Gimaakwe Gchi-gkinoomaagegamig atemagad Naadowe miinwaa Anishinaabe aking.
Ne Queen’s University e’tho nońwe nikanónhsote tsi nońwe ne Haudenosaunee tánon Anishinaabek tehatihsnónhsahere ne óhontsa.
Queen’s University is situated on the territory of the Haudenosaunee and Anishinaabek.
The darkness and softness of soil are vital for plants to take root. Rather than planting, Anne Riley has provided a rich environment for the life that is already here to be nourished.
Riley developed this piece during a residency and exhibition project generated by Agnes Etherington Art Centre, the Arthur B. McDonald Canadian Astroparticle Physics Research Institute and SNOLAB. Riley and other artists were invited to make new work while engaging with physicists, chemists and engineers contributing to the search for dark matter at SNOLAB’s facility in Sudbury, two kilometres below the surface of the Earth.
SNOLAB may yet be a site for direct detection of dark matter since the two kilometres of rock between the surface of the Earth and the underground lab filters out radiation and other particles for which the experiments are not searching. Riley filters out the “background” of colonial “noise” in science and art to make an energetic space for healing and connecting with human and more-than-human relations.
Anne Riley is a multidisciplinary artist living as an uninvited Slavey Dene/German guest from Fort Nelson First Nation on the unceded Territories of the Musqueam, Squamish and Tsleil-waututh Nations. Her work explores different ways of being and becoming, touch, and Indigeneity. Riley received her BFA from the University of Texas at Austin in 2012. She has exhibited both in the United States and Canada. Currently she is working on a public art project commissioned by the City of Vancouver with her collaborator, T’uy’tanat Cease Wyss. Wyss and Riley’s project A Constellation of Remediation consists of Indigenous remediation gardens planted throughout the city, decolonizing and healing the dirt back to soil. The duo was longlisted for the 2021 Sobey Art Award.

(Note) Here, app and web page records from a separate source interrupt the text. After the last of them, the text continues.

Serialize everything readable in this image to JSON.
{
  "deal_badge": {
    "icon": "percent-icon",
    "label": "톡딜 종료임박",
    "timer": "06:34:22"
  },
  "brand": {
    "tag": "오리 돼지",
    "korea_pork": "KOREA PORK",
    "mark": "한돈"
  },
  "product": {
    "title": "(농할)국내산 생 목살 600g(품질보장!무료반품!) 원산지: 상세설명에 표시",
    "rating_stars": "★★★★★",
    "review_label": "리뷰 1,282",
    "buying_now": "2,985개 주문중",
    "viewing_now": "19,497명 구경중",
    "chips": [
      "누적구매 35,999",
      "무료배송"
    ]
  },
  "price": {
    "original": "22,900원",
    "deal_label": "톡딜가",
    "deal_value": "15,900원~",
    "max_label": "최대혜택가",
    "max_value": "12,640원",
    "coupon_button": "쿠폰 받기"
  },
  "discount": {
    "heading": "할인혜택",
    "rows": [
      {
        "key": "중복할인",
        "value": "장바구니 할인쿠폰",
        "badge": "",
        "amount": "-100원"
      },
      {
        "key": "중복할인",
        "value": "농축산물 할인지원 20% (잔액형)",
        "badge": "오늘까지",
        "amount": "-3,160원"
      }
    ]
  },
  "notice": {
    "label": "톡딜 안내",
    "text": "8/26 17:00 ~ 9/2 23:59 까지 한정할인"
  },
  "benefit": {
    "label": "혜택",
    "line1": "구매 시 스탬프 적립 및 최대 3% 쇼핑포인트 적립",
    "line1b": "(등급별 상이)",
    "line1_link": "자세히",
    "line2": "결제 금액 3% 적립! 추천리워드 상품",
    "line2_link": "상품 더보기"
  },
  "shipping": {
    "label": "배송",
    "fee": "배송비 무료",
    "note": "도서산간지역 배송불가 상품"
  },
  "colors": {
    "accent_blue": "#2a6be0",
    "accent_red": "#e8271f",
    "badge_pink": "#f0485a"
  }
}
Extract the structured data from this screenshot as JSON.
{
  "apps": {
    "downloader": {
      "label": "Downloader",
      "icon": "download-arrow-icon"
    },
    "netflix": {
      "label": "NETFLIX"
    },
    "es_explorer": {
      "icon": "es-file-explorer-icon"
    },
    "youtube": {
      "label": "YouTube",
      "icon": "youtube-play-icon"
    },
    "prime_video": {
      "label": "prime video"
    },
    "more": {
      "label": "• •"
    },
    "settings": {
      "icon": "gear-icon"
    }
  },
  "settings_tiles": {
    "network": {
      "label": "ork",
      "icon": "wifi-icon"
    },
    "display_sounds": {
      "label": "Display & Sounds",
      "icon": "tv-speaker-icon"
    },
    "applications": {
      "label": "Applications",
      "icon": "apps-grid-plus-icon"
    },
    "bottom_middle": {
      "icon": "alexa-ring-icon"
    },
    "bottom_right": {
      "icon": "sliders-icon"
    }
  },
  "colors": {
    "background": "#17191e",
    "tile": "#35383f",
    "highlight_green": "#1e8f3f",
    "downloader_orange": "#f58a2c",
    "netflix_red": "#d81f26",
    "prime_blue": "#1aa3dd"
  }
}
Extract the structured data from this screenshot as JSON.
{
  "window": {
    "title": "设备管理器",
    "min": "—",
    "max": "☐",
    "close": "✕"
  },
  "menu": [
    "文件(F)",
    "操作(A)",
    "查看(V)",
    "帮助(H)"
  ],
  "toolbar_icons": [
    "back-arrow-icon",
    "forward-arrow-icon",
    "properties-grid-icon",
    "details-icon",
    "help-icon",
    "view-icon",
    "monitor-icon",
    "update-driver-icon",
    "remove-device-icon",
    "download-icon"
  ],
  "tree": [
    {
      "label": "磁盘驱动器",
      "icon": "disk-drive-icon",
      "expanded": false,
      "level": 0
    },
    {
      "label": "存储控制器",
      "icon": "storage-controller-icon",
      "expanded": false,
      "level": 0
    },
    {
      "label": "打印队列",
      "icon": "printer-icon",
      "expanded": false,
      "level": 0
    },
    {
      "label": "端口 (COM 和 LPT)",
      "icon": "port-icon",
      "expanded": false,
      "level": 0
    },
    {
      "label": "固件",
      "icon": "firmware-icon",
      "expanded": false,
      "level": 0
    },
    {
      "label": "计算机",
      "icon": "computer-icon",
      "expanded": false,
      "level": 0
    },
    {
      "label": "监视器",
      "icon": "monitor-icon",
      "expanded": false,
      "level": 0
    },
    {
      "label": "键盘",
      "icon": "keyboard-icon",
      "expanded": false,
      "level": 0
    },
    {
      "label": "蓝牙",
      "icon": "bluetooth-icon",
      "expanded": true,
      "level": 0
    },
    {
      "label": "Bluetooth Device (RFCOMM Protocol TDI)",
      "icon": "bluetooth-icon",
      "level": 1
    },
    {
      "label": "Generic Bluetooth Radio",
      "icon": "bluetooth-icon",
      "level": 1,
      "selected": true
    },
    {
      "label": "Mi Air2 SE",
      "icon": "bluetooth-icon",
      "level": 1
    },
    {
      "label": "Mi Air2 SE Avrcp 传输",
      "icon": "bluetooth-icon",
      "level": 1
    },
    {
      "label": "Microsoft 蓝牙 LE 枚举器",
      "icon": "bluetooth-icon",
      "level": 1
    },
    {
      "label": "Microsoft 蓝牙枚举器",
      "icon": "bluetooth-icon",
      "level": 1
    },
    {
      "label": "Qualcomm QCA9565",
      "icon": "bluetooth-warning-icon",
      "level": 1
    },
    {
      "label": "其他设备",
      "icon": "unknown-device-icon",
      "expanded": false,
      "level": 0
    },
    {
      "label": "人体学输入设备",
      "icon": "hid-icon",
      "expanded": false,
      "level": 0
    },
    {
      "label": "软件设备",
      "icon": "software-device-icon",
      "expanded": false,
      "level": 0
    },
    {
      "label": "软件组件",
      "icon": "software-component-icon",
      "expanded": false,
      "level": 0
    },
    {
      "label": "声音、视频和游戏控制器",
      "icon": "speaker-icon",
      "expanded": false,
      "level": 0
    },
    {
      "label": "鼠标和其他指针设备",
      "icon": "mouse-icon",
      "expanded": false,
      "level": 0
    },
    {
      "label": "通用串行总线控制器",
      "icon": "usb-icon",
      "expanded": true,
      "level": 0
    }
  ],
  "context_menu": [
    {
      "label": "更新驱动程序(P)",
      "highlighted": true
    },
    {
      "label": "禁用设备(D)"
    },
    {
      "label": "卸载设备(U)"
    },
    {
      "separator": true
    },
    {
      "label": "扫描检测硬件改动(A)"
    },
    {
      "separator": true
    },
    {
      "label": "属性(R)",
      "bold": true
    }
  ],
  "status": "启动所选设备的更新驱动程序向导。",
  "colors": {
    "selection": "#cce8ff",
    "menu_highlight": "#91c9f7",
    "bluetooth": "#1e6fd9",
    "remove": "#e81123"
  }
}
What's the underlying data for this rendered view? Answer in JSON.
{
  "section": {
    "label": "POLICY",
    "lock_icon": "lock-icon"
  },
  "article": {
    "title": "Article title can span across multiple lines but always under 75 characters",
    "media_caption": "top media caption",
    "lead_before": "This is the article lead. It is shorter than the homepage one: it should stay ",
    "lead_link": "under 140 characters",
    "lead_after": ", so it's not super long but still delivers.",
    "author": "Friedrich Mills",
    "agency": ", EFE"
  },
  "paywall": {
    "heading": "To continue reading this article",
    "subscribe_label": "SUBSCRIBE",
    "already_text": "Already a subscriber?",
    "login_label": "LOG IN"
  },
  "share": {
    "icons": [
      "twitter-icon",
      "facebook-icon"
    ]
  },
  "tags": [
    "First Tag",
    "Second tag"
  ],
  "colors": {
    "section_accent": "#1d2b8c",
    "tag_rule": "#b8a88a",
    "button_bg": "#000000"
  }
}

Explore an online extension of Drift: Art and Dark Matter. See how artists have responded to transdisciplinary exchange.